■ WORK TO BE COMPLETED: From the records below, return every line containing the word "NGON".

■ RECORD EXTRACTS:
----------------------------------------
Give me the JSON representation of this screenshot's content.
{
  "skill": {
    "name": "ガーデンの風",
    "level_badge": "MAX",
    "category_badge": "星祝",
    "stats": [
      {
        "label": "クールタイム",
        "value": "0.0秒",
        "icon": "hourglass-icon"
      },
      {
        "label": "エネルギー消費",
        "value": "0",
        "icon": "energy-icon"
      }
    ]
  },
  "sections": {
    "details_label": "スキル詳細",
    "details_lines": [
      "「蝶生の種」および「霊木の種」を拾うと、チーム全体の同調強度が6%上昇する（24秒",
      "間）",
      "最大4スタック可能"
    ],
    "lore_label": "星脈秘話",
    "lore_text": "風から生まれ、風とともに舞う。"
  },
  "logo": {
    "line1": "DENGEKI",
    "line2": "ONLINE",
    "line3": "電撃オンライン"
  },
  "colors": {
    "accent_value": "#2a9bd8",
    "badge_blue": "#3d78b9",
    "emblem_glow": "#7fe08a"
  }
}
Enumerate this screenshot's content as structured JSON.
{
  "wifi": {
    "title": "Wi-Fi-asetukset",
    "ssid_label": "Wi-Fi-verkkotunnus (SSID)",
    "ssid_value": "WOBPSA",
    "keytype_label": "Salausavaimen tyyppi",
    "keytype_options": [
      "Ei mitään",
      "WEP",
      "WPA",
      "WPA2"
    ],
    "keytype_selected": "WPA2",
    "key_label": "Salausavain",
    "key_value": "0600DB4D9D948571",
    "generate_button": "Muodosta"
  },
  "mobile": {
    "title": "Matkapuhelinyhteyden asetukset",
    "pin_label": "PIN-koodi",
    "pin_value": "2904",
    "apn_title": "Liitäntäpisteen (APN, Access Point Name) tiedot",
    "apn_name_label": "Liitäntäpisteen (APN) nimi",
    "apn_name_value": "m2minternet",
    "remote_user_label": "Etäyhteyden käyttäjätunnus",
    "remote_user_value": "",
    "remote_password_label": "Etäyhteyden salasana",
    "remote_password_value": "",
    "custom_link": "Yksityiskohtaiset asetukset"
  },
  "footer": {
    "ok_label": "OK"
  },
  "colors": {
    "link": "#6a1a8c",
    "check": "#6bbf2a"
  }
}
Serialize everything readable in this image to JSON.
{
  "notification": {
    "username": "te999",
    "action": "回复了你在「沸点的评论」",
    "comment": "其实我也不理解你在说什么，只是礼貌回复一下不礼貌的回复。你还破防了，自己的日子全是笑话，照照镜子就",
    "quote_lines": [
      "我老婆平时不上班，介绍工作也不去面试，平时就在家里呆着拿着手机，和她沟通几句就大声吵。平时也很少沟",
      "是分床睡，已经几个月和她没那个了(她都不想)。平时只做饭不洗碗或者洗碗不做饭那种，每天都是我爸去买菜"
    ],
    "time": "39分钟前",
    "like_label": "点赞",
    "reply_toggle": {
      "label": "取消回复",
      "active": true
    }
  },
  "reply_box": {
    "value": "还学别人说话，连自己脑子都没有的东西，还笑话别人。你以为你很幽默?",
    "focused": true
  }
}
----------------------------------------
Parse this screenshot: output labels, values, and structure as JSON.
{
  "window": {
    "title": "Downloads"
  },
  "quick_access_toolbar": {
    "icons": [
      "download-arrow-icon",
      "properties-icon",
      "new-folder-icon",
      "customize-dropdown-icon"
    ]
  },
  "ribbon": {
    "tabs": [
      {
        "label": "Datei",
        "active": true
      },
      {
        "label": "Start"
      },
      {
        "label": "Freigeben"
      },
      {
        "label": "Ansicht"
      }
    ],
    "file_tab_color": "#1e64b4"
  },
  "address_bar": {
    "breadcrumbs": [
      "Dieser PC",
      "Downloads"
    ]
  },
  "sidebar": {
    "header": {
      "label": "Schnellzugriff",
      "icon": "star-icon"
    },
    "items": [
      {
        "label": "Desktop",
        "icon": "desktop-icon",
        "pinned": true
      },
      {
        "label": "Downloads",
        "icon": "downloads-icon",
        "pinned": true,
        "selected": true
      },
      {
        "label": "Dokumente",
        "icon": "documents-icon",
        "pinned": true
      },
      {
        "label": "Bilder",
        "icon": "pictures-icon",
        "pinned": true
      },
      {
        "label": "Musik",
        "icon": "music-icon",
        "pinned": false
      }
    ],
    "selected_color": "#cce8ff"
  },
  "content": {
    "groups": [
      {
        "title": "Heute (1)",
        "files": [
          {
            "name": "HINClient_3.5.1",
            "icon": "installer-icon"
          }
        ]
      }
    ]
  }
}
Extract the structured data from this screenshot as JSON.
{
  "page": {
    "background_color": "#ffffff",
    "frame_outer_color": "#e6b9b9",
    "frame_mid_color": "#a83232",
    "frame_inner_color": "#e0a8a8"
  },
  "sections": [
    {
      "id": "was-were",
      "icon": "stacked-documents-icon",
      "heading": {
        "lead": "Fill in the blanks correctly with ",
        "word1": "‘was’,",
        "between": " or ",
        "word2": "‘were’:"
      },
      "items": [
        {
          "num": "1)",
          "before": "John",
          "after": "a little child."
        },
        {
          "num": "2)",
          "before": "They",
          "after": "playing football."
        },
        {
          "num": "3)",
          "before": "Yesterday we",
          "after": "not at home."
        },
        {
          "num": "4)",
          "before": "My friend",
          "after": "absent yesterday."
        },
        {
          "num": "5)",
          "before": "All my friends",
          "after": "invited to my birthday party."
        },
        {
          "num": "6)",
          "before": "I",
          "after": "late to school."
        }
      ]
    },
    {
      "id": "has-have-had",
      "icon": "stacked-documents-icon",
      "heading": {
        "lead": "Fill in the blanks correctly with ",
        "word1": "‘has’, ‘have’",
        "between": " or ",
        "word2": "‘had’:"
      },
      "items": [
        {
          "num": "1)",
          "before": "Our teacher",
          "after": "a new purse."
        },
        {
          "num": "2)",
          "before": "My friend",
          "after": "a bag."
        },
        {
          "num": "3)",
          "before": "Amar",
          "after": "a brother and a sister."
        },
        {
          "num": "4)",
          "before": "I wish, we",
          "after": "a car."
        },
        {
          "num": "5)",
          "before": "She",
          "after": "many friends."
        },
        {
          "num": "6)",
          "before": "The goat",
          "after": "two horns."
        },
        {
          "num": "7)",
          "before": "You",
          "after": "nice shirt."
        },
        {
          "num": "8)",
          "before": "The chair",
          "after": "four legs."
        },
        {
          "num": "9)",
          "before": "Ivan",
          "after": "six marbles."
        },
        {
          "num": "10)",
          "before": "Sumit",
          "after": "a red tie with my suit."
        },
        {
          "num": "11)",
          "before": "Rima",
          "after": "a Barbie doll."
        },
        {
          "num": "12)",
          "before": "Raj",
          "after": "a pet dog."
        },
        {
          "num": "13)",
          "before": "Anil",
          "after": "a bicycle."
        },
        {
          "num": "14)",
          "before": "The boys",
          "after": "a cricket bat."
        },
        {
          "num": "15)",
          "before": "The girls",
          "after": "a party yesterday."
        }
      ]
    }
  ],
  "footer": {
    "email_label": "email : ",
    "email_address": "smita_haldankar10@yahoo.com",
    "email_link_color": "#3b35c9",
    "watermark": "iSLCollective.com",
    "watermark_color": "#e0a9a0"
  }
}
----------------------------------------
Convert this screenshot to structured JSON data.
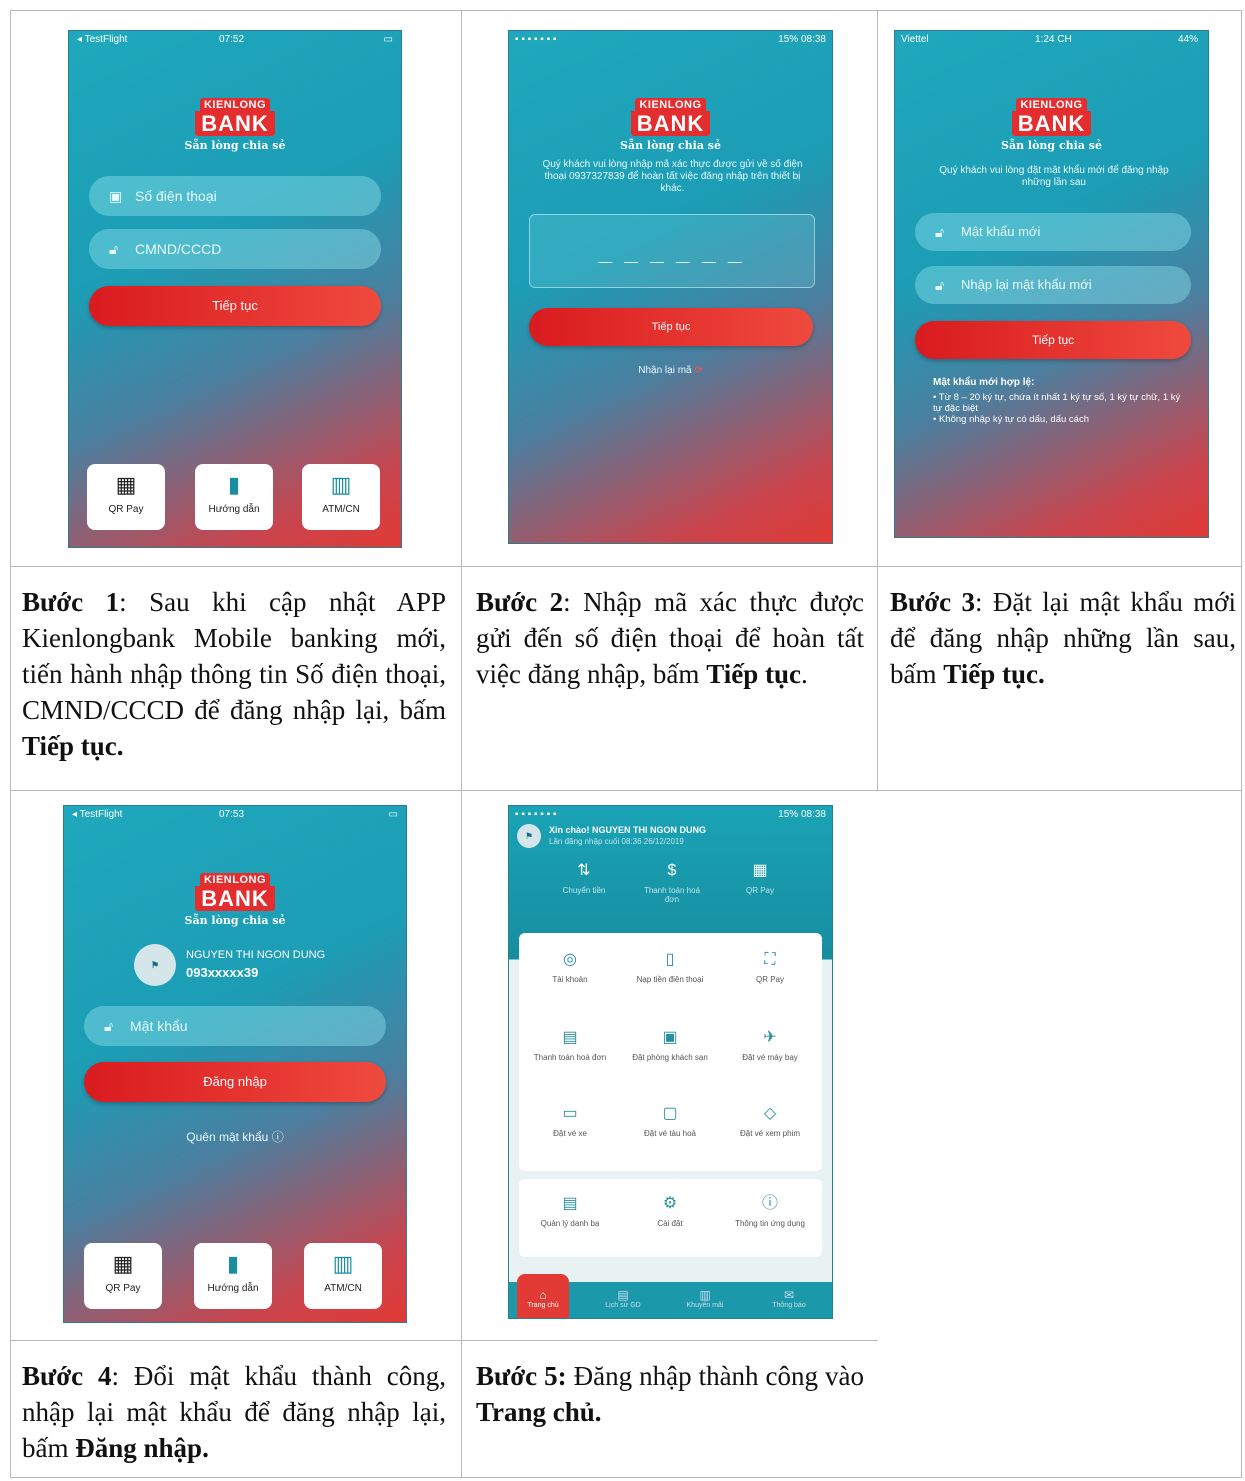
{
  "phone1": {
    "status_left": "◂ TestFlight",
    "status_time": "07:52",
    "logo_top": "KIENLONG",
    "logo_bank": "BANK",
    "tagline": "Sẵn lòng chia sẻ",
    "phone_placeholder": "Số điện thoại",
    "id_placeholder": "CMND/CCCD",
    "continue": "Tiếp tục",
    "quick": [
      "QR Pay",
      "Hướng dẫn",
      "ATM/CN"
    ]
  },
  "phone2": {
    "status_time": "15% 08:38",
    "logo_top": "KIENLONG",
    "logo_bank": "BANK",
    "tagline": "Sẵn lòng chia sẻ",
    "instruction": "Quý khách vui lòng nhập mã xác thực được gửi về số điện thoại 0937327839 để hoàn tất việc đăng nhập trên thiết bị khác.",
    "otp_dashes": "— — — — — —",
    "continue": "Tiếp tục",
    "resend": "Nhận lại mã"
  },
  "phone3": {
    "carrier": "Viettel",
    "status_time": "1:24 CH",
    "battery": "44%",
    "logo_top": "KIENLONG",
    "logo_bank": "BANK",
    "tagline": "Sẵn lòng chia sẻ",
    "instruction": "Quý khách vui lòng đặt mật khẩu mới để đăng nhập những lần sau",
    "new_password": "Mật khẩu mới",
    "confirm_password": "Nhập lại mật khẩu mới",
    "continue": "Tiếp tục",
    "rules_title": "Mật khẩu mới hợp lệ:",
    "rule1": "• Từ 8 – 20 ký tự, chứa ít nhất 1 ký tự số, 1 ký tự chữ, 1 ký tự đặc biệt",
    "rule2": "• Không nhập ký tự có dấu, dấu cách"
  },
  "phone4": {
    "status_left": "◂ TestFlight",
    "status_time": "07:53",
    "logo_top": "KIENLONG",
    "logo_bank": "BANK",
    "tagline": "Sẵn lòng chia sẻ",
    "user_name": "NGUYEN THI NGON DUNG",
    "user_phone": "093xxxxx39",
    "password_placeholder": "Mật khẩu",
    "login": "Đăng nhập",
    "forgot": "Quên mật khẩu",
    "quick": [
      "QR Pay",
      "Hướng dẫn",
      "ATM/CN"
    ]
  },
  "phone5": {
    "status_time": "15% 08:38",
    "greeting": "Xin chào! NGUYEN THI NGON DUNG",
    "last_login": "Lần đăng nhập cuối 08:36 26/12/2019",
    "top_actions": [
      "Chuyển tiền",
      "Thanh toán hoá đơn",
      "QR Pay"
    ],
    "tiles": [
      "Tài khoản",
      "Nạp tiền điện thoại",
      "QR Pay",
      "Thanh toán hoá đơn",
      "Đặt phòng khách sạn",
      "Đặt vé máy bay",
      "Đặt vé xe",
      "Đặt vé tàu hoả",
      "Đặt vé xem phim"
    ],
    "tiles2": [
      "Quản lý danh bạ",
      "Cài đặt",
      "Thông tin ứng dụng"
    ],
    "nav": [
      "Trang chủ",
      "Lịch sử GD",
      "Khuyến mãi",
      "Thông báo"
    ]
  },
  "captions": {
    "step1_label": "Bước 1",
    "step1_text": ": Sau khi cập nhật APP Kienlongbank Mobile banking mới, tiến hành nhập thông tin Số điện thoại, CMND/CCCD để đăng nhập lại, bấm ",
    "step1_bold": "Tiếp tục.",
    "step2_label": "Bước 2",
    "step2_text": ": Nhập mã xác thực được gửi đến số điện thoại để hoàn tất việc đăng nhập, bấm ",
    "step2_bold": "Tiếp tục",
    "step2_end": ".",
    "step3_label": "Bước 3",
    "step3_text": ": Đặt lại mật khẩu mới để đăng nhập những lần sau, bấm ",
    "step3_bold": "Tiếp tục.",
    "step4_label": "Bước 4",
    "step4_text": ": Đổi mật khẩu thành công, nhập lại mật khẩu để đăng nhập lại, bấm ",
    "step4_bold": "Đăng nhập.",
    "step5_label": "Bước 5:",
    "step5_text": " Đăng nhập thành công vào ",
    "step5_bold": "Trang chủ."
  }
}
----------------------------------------
■ EXERCISE SOLUTION:
    "user_name": "NGUYEN THI NGON DUNG",
    "greeting": "Xin chào! NGUYEN THI NGON DUNG",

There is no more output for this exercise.